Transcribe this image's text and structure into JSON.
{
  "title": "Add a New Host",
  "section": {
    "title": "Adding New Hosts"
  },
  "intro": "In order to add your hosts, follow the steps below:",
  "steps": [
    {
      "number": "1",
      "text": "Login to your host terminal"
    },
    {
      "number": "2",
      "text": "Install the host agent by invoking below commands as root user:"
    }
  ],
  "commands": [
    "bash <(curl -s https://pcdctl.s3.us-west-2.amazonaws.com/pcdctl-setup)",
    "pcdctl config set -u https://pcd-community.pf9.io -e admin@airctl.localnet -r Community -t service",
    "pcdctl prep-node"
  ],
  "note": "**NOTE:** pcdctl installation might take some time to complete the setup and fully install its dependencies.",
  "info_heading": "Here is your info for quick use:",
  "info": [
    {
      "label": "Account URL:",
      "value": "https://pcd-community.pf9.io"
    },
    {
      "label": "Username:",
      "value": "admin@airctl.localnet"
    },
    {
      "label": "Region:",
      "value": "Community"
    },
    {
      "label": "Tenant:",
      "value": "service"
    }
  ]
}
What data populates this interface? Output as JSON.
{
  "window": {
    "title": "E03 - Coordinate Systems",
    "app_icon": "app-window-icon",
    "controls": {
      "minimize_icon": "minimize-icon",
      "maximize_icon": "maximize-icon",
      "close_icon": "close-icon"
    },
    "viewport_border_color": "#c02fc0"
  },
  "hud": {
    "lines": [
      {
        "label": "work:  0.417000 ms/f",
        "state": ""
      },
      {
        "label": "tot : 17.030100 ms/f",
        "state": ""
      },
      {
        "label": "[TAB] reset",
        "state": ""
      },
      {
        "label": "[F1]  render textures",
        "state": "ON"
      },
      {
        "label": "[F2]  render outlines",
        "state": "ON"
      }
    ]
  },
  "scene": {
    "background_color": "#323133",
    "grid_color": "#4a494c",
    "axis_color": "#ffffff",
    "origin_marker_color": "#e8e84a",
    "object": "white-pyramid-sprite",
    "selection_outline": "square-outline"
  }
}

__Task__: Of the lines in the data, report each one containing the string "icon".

__Completed task__:
    "app_icon": "app-window-icon",
      "minimize_icon": "minimize-icon",
      "maximize_icon": "maximize-icon",
      "close_icon": "close-icon"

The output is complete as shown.